- Data provided:

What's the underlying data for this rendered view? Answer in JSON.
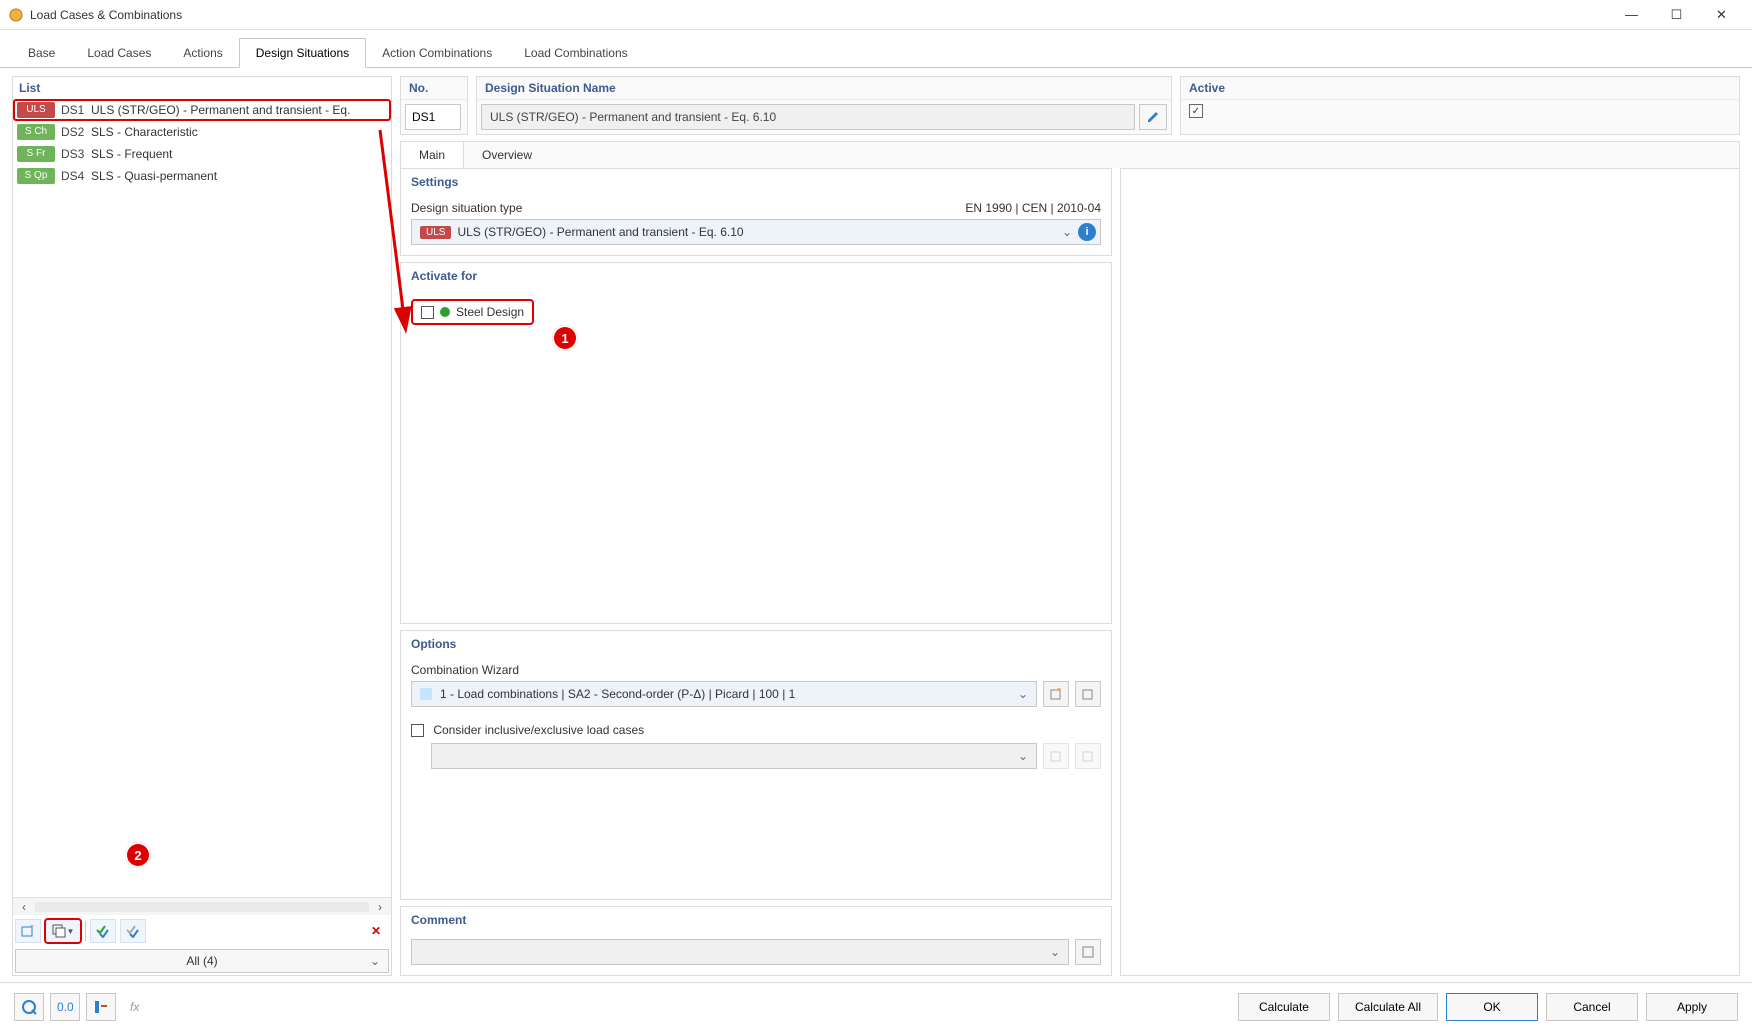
{
  "window": {
    "title": "Load Cases & Combinations"
  },
  "tabs": [
    "Base",
    "Load Cases",
    "Actions",
    "Design Situations",
    "Action Combinations",
    "Load Combinations"
  ],
  "tabs_active": 3,
  "list": {
    "header": "List",
    "rows": [
      {
        "tag": "ULS",
        "tagColor": "#c34a4a",
        "code": "DS1",
        "text": "ULS (STR/GEO) - Permanent and transient - Eq.",
        "selected": true
      },
      {
        "tag": "S Ch",
        "tagColor": "#6fb35a",
        "code": "DS2",
        "text": "SLS - Characteristic",
        "selected": false
      },
      {
        "tag": "S Fr",
        "tagColor": "#6fb35a",
        "code": "DS3",
        "text": "SLS - Frequent",
        "selected": false
      },
      {
        "tag": "S Qp",
        "tagColor": "#6fb35a",
        "code": "DS4",
        "text": "SLS - Quasi-permanent",
        "selected": false
      }
    ],
    "filter": "All (4)"
  },
  "top": {
    "no_label": "No.",
    "no_value": "DS1",
    "name_label": "Design Situation Name",
    "name_value": "ULS (STR/GEO) - Permanent and transient - Eq. 6.10",
    "active_label": "Active",
    "active_checked": true
  },
  "sub_tabs": [
    "Main",
    "Overview"
  ],
  "sub_tabs_active": 0,
  "settings": {
    "header": "Settings",
    "type_label": "Design situation type",
    "type_standard": "EN 1990 | CEN | 2010-04",
    "type_value": "ULS (STR/GEO) - Permanent and transient - Eq. 6.10"
  },
  "activate": {
    "header": "Activate for",
    "item_label": "Steel Design"
  },
  "options": {
    "header": "Options",
    "wizard_label": "Combination Wizard",
    "wizard_value": "1 - Load combinations | SA2 - Second-order (P-Δ) | Picard | 100 | 1",
    "consider_label": "Consider inclusive/exclusive load cases"
  },
  "comment": {
    "header": "Comment",
    "value": ""
  },
  "footer": {
    "calculate": "Calculate",
    "calculate_all": "Calculate All",
    "ok": "OK",
    "cancel": "Cancel",
    "apply": "Apply"
  },
  "callouts": {
    "c1": "1",
    "c2": "2"
  }
}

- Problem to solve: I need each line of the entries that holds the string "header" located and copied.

- Answer for the task:
    "header": "List",
    "header": "Settings",
    "header": "Activate for",
    "header": "Options",
    "header": "Comment",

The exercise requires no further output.